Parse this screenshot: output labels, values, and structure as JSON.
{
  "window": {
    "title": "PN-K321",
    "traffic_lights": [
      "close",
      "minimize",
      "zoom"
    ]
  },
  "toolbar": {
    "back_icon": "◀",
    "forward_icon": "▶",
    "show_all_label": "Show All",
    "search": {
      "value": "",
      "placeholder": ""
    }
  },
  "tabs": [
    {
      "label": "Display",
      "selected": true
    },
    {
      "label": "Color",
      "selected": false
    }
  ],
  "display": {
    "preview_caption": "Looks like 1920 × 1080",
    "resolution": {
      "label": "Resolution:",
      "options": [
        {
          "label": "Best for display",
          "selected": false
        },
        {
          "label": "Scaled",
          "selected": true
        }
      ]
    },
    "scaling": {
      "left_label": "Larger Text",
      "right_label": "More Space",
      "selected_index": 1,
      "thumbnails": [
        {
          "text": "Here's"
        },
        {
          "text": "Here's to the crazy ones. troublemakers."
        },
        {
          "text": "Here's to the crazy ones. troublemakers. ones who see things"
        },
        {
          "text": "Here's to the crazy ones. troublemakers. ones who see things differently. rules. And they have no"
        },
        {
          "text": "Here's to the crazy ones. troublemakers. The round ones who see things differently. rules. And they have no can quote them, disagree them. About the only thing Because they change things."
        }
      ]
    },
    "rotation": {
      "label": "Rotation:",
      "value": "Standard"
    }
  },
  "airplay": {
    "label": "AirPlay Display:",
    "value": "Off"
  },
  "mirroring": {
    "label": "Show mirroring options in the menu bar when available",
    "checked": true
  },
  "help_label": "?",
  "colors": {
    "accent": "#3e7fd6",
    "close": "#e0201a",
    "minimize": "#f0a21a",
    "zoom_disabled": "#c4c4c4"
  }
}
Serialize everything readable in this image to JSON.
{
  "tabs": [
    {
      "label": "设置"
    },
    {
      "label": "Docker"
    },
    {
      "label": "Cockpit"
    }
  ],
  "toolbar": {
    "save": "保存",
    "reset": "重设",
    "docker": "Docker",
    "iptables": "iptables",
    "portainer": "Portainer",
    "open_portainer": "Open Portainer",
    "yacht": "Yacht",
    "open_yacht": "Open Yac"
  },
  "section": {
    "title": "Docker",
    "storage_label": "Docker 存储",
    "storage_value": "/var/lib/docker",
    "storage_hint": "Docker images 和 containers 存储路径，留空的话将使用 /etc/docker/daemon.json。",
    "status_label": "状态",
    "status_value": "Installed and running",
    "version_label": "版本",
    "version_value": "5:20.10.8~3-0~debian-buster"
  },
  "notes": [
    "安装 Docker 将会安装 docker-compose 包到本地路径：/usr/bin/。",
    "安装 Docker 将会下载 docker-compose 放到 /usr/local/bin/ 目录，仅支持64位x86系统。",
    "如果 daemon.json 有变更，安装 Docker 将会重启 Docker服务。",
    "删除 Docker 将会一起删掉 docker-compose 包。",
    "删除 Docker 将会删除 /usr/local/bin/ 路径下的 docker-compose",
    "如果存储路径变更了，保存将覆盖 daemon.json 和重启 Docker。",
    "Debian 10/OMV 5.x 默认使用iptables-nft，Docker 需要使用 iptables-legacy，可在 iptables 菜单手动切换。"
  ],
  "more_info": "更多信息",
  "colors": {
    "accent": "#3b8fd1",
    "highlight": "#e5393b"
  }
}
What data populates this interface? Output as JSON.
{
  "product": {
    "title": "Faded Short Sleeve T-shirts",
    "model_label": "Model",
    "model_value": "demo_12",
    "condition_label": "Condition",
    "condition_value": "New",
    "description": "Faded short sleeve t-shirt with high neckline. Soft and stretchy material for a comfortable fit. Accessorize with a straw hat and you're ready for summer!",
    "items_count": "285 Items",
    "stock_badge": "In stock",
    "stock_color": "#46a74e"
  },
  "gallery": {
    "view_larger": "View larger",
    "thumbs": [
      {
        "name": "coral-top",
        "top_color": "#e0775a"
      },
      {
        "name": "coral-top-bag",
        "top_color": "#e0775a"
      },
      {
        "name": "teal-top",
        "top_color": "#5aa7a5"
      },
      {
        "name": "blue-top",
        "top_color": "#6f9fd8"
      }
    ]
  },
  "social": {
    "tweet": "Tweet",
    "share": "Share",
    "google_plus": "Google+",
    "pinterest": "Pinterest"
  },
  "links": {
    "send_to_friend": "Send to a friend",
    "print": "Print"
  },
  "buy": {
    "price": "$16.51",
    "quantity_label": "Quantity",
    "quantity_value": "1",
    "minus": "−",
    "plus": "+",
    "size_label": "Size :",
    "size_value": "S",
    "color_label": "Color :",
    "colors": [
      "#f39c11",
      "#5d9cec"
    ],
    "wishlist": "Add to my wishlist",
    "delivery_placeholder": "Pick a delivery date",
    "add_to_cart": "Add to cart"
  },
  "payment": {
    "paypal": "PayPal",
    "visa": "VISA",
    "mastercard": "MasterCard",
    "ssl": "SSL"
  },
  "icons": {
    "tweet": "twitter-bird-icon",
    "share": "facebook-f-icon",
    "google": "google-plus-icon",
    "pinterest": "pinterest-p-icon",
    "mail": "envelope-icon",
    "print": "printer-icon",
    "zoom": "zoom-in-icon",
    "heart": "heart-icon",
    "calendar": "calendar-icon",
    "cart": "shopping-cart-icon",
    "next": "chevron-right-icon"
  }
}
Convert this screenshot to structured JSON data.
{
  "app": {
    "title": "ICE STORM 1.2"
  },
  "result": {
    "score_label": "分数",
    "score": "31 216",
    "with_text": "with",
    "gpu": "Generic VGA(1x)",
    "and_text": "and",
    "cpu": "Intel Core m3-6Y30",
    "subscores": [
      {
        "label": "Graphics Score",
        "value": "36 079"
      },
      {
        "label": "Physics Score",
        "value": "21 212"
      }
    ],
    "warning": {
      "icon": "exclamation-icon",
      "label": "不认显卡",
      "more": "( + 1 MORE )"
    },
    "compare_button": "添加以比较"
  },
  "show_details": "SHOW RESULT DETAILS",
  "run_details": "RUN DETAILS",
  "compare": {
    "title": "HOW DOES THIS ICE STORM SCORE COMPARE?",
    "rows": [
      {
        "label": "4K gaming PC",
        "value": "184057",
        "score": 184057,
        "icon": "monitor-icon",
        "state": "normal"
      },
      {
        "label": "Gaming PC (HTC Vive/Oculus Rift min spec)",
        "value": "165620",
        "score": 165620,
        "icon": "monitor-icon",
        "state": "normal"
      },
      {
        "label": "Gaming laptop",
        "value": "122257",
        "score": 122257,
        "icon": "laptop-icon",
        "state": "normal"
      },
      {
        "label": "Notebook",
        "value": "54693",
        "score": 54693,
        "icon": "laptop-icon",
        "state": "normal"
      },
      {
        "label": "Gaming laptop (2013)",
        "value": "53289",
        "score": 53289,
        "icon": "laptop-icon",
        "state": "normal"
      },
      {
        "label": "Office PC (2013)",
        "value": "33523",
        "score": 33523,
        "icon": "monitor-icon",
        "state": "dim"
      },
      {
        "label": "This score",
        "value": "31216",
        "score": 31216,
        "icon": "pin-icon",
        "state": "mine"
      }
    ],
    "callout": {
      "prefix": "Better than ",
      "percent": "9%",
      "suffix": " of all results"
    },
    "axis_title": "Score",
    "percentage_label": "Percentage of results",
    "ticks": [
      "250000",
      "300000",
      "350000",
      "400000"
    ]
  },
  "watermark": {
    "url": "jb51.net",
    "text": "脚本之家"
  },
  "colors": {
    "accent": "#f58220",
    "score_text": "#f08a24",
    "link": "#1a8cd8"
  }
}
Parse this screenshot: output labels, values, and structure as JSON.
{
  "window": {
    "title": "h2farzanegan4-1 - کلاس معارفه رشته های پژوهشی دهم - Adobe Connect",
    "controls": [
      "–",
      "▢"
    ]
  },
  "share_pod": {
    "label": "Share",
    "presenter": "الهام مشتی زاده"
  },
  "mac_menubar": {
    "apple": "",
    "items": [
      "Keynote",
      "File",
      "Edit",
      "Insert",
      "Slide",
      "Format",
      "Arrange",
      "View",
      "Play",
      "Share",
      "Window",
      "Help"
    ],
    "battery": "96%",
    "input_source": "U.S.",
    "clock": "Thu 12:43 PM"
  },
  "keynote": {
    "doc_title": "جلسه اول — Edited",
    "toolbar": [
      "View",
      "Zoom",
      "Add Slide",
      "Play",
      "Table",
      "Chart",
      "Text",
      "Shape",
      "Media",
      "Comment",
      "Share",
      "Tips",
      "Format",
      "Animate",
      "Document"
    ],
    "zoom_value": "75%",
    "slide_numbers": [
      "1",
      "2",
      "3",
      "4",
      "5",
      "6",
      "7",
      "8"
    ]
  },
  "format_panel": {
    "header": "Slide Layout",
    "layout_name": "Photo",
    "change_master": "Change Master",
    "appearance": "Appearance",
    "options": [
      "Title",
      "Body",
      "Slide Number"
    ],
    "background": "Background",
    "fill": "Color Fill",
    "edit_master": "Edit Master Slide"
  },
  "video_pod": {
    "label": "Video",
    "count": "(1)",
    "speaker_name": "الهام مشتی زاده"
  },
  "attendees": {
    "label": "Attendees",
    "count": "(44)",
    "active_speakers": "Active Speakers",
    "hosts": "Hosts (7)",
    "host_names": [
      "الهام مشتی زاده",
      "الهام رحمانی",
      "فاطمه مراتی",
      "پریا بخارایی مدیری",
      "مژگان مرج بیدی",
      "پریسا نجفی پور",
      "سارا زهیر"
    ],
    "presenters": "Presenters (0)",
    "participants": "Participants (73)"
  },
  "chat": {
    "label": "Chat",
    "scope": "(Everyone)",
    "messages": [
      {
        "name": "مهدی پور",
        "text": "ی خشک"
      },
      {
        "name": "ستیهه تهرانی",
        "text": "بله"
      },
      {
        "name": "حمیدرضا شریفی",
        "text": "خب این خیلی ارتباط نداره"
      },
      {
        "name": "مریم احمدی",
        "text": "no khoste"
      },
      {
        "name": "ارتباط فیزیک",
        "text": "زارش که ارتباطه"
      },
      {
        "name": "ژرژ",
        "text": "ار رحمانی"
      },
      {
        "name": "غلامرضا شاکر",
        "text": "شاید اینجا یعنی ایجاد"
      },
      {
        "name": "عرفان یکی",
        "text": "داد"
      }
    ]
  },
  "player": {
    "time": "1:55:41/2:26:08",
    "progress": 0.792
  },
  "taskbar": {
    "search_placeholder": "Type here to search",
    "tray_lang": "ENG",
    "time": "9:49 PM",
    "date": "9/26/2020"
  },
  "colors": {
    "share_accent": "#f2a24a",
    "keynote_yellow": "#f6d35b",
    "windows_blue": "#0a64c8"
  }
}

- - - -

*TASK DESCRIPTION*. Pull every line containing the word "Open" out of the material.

*ANSWER BOX*.
    "open_portainer": "Open Portainer",
    "open_yacht": "Open Yac"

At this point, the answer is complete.